# What is being asked:
The answer should consist of every line in the material below that has the word "fabric".
▶
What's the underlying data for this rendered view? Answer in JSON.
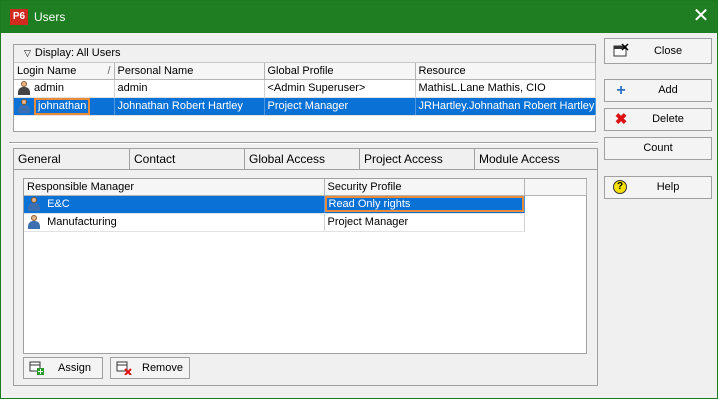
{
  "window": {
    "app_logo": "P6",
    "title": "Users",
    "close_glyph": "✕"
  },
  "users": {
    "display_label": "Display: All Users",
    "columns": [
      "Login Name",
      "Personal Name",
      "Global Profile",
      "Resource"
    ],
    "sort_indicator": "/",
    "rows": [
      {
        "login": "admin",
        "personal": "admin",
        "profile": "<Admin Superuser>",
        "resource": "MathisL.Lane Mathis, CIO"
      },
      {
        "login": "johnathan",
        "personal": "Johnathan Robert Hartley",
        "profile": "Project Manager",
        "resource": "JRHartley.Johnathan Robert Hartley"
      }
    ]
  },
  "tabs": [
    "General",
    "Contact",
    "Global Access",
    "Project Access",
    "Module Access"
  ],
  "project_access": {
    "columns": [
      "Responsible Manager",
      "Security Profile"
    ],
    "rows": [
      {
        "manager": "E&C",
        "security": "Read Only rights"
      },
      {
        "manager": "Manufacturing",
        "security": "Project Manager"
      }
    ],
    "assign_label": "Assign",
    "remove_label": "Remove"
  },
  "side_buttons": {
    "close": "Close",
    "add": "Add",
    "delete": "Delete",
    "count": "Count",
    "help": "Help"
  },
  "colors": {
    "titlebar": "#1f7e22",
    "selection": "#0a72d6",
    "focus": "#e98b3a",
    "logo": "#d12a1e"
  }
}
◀
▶
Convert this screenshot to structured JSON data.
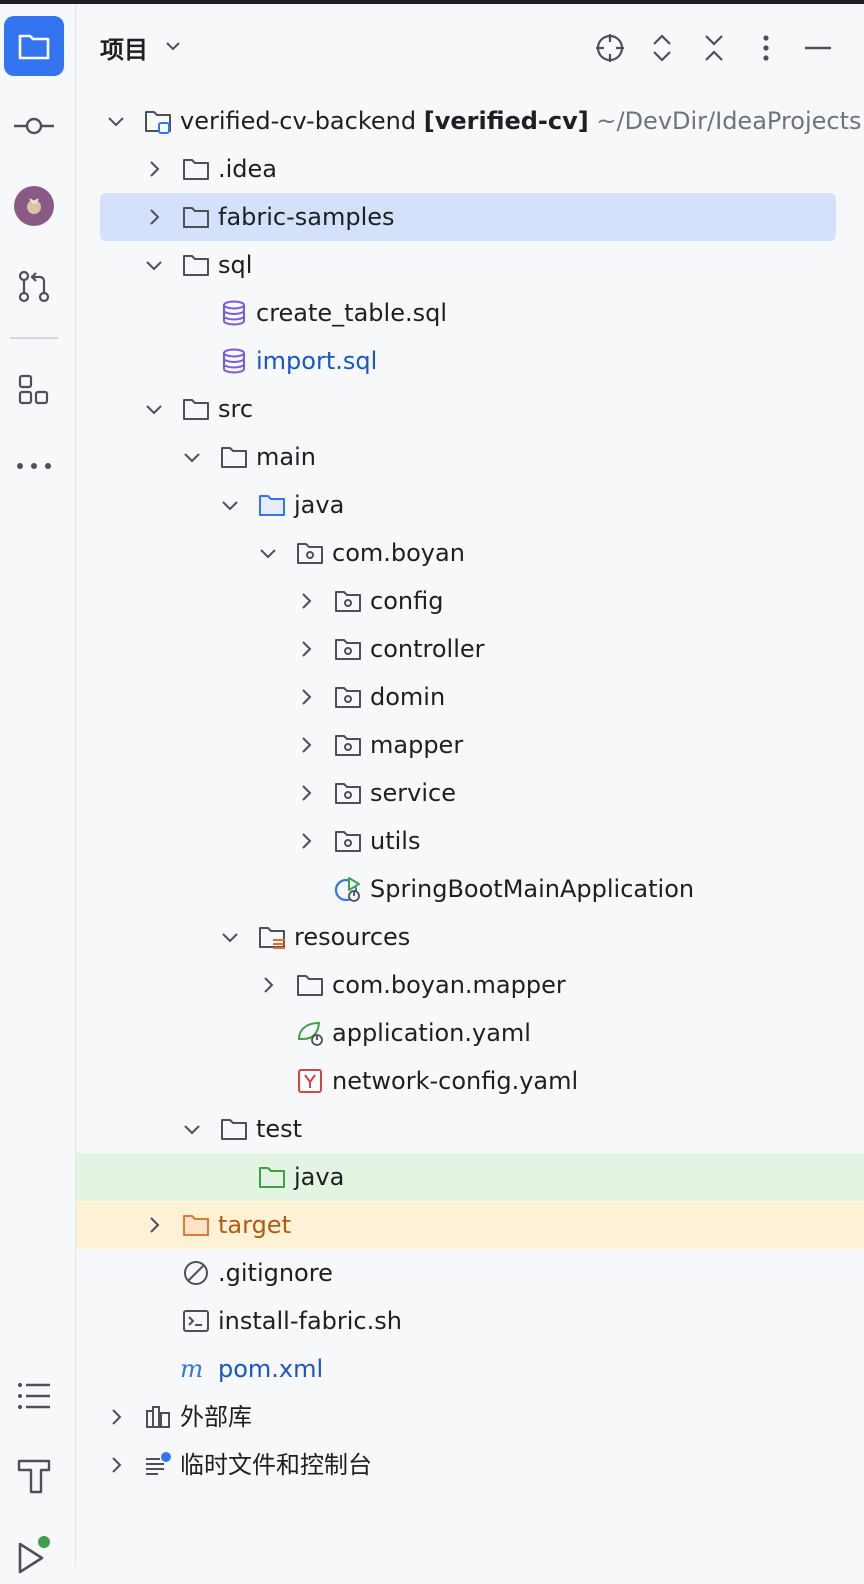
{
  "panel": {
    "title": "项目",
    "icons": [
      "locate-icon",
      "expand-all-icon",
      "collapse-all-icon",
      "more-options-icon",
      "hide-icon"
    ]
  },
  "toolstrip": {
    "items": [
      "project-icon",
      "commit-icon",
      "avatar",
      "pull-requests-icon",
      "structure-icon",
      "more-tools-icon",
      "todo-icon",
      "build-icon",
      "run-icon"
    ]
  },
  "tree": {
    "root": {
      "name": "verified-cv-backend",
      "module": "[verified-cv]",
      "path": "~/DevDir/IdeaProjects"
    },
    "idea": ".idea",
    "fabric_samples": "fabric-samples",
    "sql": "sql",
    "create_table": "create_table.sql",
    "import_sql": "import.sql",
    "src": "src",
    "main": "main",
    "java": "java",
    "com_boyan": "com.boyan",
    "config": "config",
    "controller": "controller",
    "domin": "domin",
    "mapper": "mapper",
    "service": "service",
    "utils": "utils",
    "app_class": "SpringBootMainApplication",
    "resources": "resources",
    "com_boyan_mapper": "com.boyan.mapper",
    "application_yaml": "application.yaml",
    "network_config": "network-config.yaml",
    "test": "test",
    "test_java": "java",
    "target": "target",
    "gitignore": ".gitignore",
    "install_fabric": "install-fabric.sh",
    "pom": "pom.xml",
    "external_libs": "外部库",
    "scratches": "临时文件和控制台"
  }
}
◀
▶
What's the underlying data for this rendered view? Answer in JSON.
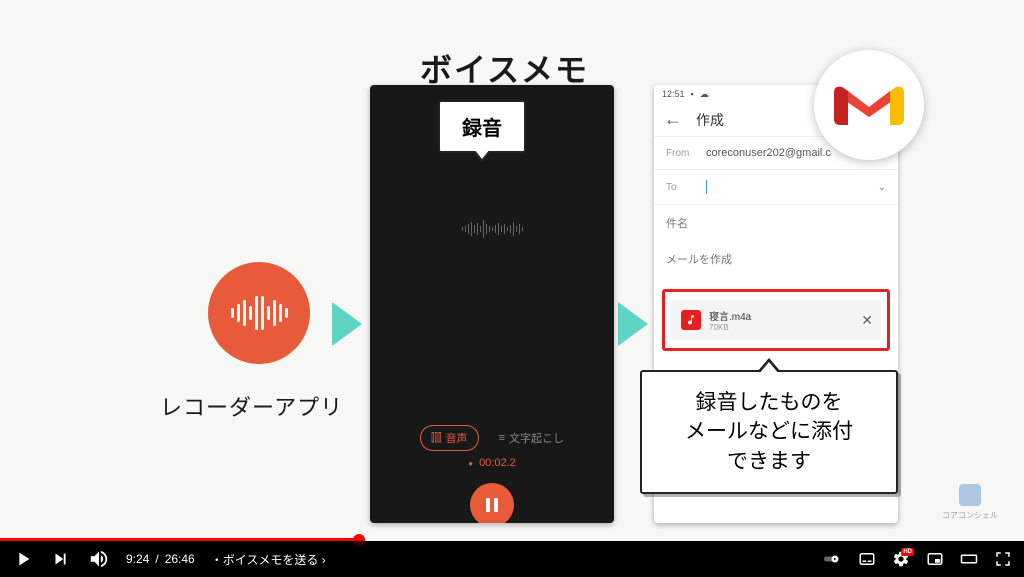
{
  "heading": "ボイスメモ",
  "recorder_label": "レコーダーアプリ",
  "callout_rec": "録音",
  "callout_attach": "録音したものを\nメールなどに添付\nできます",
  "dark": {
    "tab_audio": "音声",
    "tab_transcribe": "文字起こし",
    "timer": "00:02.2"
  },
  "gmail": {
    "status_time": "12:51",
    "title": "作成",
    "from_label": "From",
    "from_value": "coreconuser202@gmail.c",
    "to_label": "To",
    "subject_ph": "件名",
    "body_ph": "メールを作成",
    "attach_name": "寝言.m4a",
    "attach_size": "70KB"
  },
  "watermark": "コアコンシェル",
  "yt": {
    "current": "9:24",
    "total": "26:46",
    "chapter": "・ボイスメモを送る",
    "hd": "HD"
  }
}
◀
# Result below:
    "fabric_samples": "fabric-samples",
    "install_fabric": "install-fabric.sh",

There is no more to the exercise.